For most PeopleSoft applications, high application uptime and availability are expected. Database maintenance operations can sometimes affect the uptime requirement, because the database may have to be taken offline for database maintenance.

SQL Server 2005 provides capabilities for database maintenance, specifically index reorganizations to be done online without affecting application uptime and availability.

Online Operations
In SQL Server 2005 you can create, rebuild, or drop indexes online. The ONLINE option allows concurrent user access to the underlying table or clustered index data and any associated non-clustered indexes during these index operations. When the indexes are being built with the ONLINE option, concurrent user access to query and modify the underlying table data is permitted.

The ONLINE option is available in the following Transact-SQL statements.
• ALTER TABLE (To add or drop UNIQUE or PRIMARY KEY constraints with CLUSTERED index option)

The following example demonstrates an online index rebuild operation:

In the following example, all indexes on the PS_LEDGER table are rebuilt online.


When you perform online index operations, the following guidelines apply:
• Clustered indexes must be created, rebuilt, or dropped offline when the underlying table contains large object (LOB) datatypes: image, ntext, text, varchar(max), nvarchar(max), varbinary(max), and xml.
• Non-unique non-clustered indexes can be created online when the table contains LOB data types, but none of these columns are used in the index definition as either key or non-key (included) columns. Non-clustered indexes defined with LOB data type columns must be created or rebuilt offline.
• Indexes on local temp tables cannot be created, rebuilt, or dropped online. This restriction does not apply to indexes on global temp tables.
• The underlying table cannot be modified, truncated, or dropped while an online index operation is in process.

You can perform concurrent online index operations on the same table only when doing the following:

• Creating multiple non-clustered indexes.
• Reorganizing different indexes on the same table.
• Reorganizing different indexes while rebuilding non-overlapping indexes on the same table.
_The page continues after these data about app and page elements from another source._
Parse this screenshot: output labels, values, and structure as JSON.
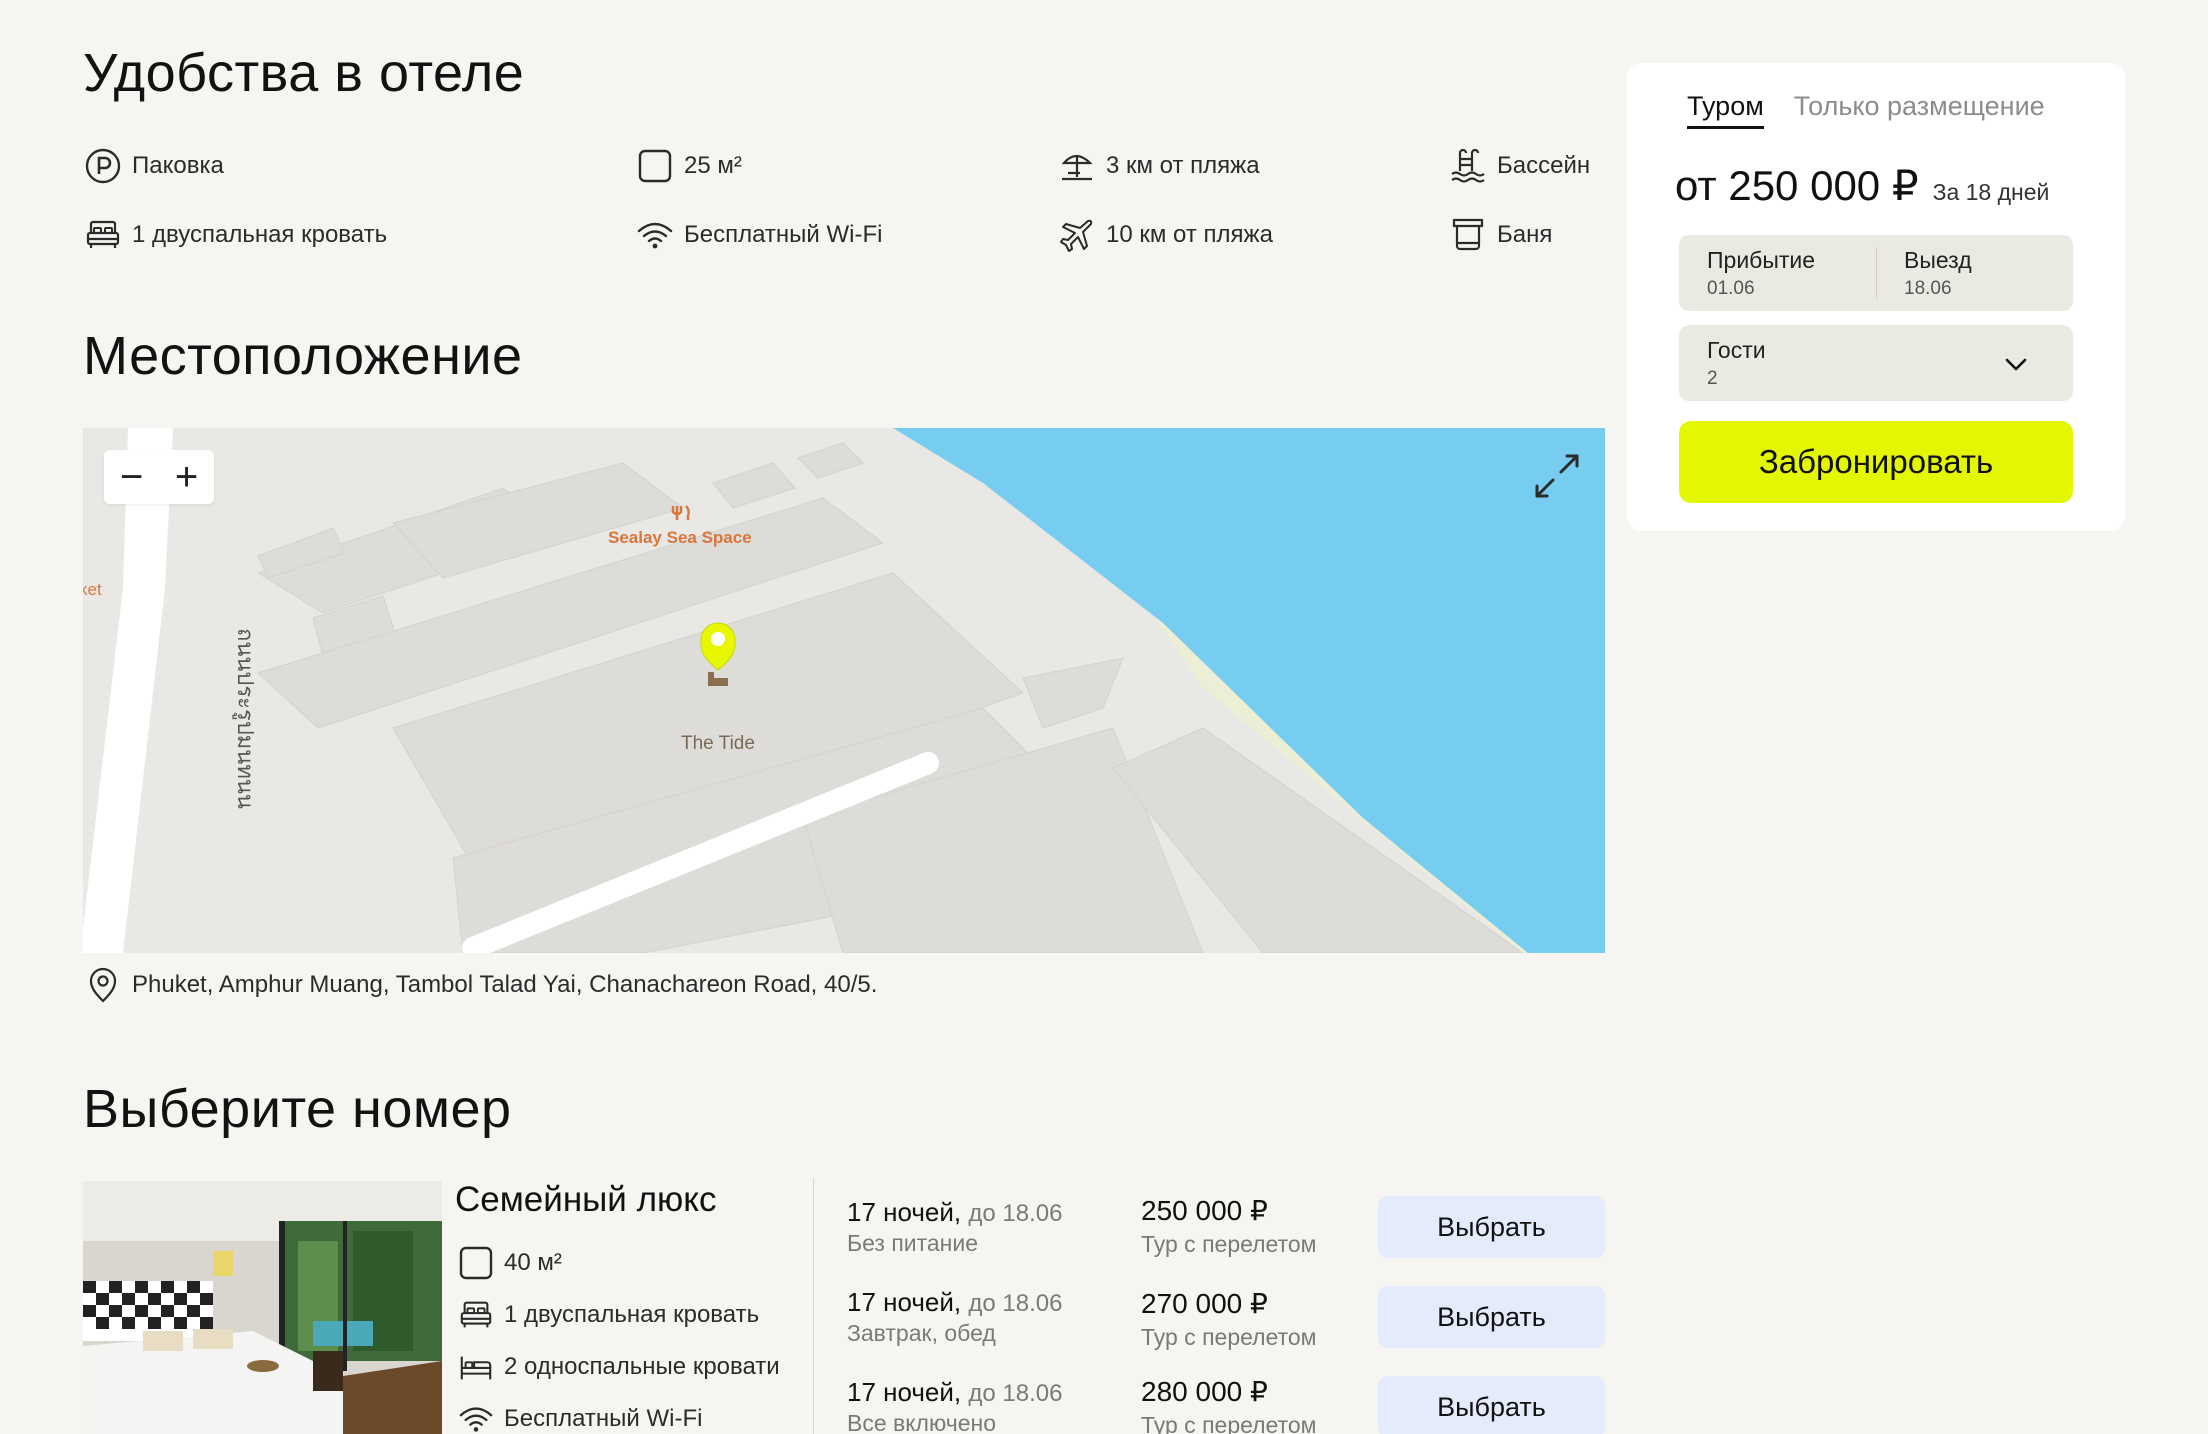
{
  "amenities": {
    "title": "Удобства в отеле",
    "items": [
      {
        "label": "Паковка",
        "icon": "parking-icon"
      },
      {
        "label": "25 м²",
        "icon": "area-icon"
      },
      {
        "label": "3 км от пляжа",
        "icon": "beach-icon"
      },
      {
        "label": "Бассейн",
        "icon": "pool-icon"
      },
      {
        "label": "1 двуспальная кровать",
        "icon": "double-bed-icon"
      },
      {
        "label": "Бесплатный Wi-Fi",
        "icon": "wifi-icon"
      },
      {
        "label": "10 км от пляжа",
        "icon": "plane-icon"
      },
      {
        "label": "Баня",
        "icon": "sauna-icon"
      }
    ]
  },
  "location": {
    "title": "Местоположение",
    "map": {
      "zoom_out": "−",
      "zoom_in": "+",
      "poi_restaurant": "Sealay Sea Space",
      "poi_hotel": "The Tide",
      "street": "ถนนประรูปมนทนน",
      "edge_label": "ket",
      "colors": {
        "sea": "#76cdf0",
        "sand": "#eceed5",
        "land": "#e9e8e4",
        "building": "#dedcd8",
        "pin": "#e6f700",
        "poi": "#d9763c"
      }
    },
    "address": "Phuket, Amphur Muang, Tambol Talad Yai, Chanachareon Road, 40/5."
  },
  "booking": {
    "tabs": [
      "Туром",
      "Только размещение"
    ],
    "active_tab": "Туром",
    "price": "от 250 000 ₽",
    "price_note": "За 18 дней",
    "arrival_label": "Прибытие",
    "arrival_value": "01.06",
    "departure_label": "Выезд",
    "departure_value": "18.06",
    "guests_label": "Гости",
    "guests_value": "2",
    "book_button": "Забронировать",
    "accent_color": "#e3f700"
  },
  "rooms": {
    "title": "Выберите номер",
    "room": {
      "name": "Семейный люкс",
      "features": [
        {
          "label": "40 м²",
          "icon": "area-icon"
        },
        {
          "label": "1 двуспальная кровать",
          "icon": "double-bed-icon"
        },
        {
          "label": "2 односпальные кровати",
          "icon": "single-bed-icon"
        },
        {
          "label": "Бесплатный Wi-Fi",
          "icon": "wifi-icon"
        }
      ],
      "offers": [
        {
          "nights": "17 ночей,",
          "until": "до 18.06",
          "meal": "Без питание",
          "price": "250 000 ₽",
          "type": "Тур с перелетом",
          "button": "Выбрать"
        },
        {
          "nights": "17 ночей,",
          "until": "до 18.06",
          "meal": "Завтрак, обед",
          "price": "270 000 ₽",
          "type": "Тур с перелетом",
          "button": "Выбрать"
        },
        {
          "nights": "17 ночей,",
          "until": "до 18.06",
          "meal": "Все включено",
          "price": "280 000 ₽",
          "type": "Тур с перелетом",
          "button": "Выбрать"
        }
      ]
    }
  }
}
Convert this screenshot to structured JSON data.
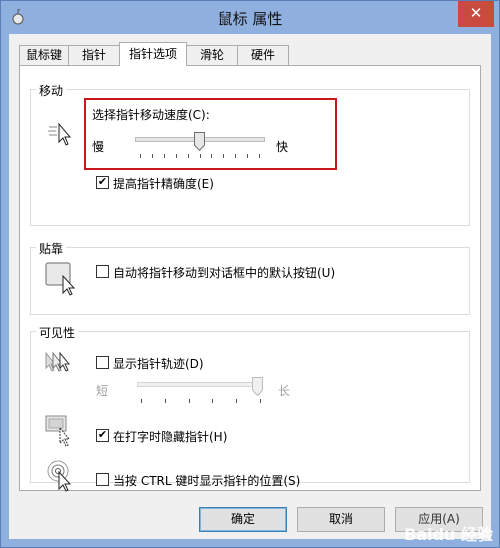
{
  "window": {
    "title": "鼠标 属性",
    "close_symbol": "✕"
  },
  "tabs": [
    {
      "label": "鼠标键",
      "active": false
    },
    {
      "label": "指针",
      "active": false
    },
    {
      "label": "指针选项",
      "active": true
    },
    {
      "label": "滑轮",
      "active": false
    },
    {
      "label": "硬件",
      "active": false
    }
  ],
  "motion": {
    "group_title": "移动",
    "speed_label": "选择指针移动速度(C):",
    "slow_label": "慢",
    "fast_label": "快",
    "speed_value": 6,
    "speed_max": 11,
    "enhance_precision": {
      "label": "提高指针精确度(E)",
      "checked": true
    },
    "highlight_color": "#c8161d"
  },
  "snap_to": {
    "group_title": "贴靠",
    "checkbox": {
      "label": "自动将指针移动到对话框中的默认按钮(U)",
      "checked": false
    }
  },
  "visibility": {
    "group_title": "可见性",
    "trails": {
      "label": "显示指针轨迹(D)",
      "checked": false
    },
    "short_label": "短",
    "long_label": "长",
    "trail_value": 1.0,
    "hide_typing": {
      "label": "在打字时隐藏指针(H)",
      "checked": true
    },
    "show_location": {
      "label": "当按 CTRL 键时显示指针的位置(S)",
      "checked": false
    }
  },
  "buttons": {
    "ok": "确定",
    "cancel": "取消",
    "apply": "应用(A)"
  },
  "watermark": "Baidu 经验",
  "check_symbol": "✔"
}
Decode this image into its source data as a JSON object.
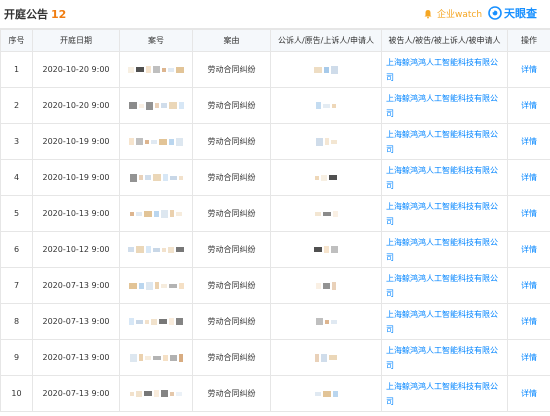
{
  "header": {
    "title": "开庭公告",
    "count": "12",
    "risk_label": "企业watch",
    "brand_name": "天眼查"
  },
  "table": {
    "columns": [
      "序号",
      "开庭日期",
      "案号",
      "案由",
      "公诉人/原告/上诉人/申请人",
      "被告人/被告/被上诉人/被申请人",
      "操作"
    ],
    "rows": [
      {
        "no": "1",
        "date": "2020-10-20 9:00",
        "cause": "劳动合同纠纷",
        "defendant": "上海鲸鸿鸿人工智能科技有限公司",
        "action": "详情"
      },
      {
        "no": "2",
        "date": "2020-10-20 9:00",
        "cause": "劳动合同纠纷",
        "defendant": "上海鲸鸿鸿人工智能科技有限公司",
        "action": "详情"
      },
      {
        "no": "3",
        "date": "2020-10-19 9:00",
        "cause": "劳动合同纠纷",
        "defendant": "上海鲸鸿鸿人工智能科技有限公司",
        "action": "详情"
      },
      {
        "no": "4",
        "date": "2020-10-19 9:00",
        "cause": "劳动合同纠纷",
        "defendant": "上海鲸鸿鸿人工智能科技有限公司",
        "action": "详情"
      },
      {
        "no": "5",
        "date": "2020-10-13 9:00",
        "cause": "劳动合同纠纷",
        "defendant": "上海鲸鸿鸿人工智能科技有限公司",
        "action": "详情"
      },
      {
        "no": "6",
        "date": "2020-10-12 9:00",
        "cause": "劳动合同纠纷",
        "defendant": "上海鲸鸿鸿人工智能科技有限公司",
        "action": "详情"
      },
      {
        "no": "7",
        "date": "2020-07-13 9:00",
        "cause": "劳动合同纠纷",
        "defendant": "上海鲸鸿鸿人工智能科技有限公司",
        "action": "详情"
      },
      {
        "no": "8",
        "date": "2020-07-13 9:00",
        "cause": "劳动合同纠纷",
        "defendant": "上海鲸鸿鸿人工智能科技有限公司",
        "action": "详情"
      },
      {
        "no": "9",
        "date": "2020-07-13 9:00",
        "cause": "劳动合同纠纷",
        "defendant": "上海鲸鸿鸿人工智能科技有限公司",
        "action": "详情"
      },
      {
        "no": "10",
        "date": "2020-07-13 9:00",
        "cause": "劳动合同纠纷",
        "defendant": "上海鲸鸿鸿人工智能科技有限公司",
        "action": "详情"
      }
    ]
  },
  "colors": {
    "accent_count": "#f07d11",
    "link": "#0084ff",
    "brand": "#1890ff",
    "risk": "#f5a623",
    "header_bg": "#f5f8fb",
    "border": "#e6e6e6"
  },
  "icons": {
    "risk": "bell-icon",
    "brand": "eye-logo-icon",
    "redaction": "pixelated-redaction"
  }
}
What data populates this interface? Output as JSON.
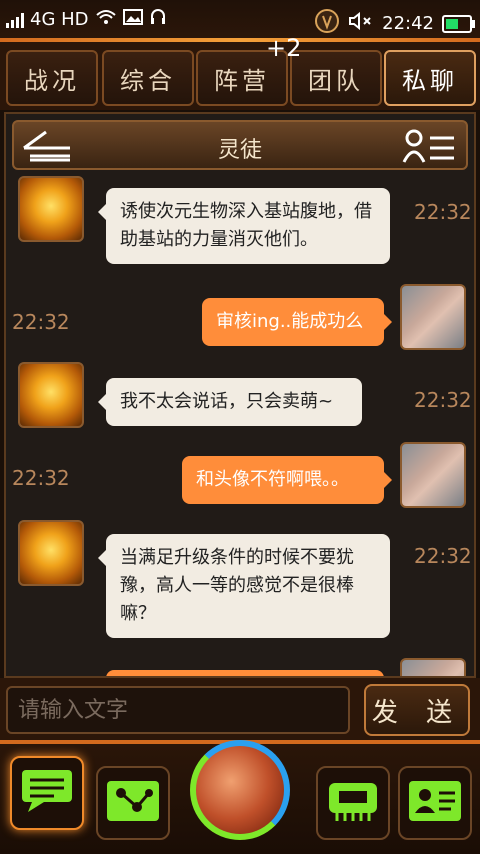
{
  "status": {
    "network": "4G HD",
    "time": "22:42"
  },
  "tabs": [
    {
      "label": "战况"
    },
    {
      "label": "综合"
    },
    {
      "label": "阵营"
    },
    {
      "label": "团队"
    },
    {
      "label": "私聊"
    }
  ],
  "tab_badge": "+2",
  "chat": {
    "title": "灵徒",
    "messages": [
      {
        "from": "them",
        "text": "诱使次元生物深入基站腹地，借助基站的力量消灭他们。",
        "time": "22:32"
      },
      {
        "from": "me",
        "text": "审核ing..能成功么",
        "time": "22:32"
      },
      {
        "from": "them",
        "text": "我不太会说话，只会卖萌~",
        "time": "22:32"
      },
      {
        "from": "me",
        "text": "和头像不符啊喂。。",
        "time": "22:32"
      },
      {
        "from": "them",
        "text": "当满足升级条件的时候不要犹豫，高人一等的感觉不是很棒嘛？",
        "time": "22:32"
      }
    ]
  },
  "input": {
    "placeholder": "请输入文字"
  },
  "send_label": "发 送",
  "colors": {
    "accent": "#ff8d3a",
    "frame": "#8a5a2e",
    "active_green": "#7ee82a"
  }
}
All other online index operations performed at the same time fail. For example, you cannot rebuild two or more indexes on the same table concurrently, or create a new index while rebuilding an existing index on the same table.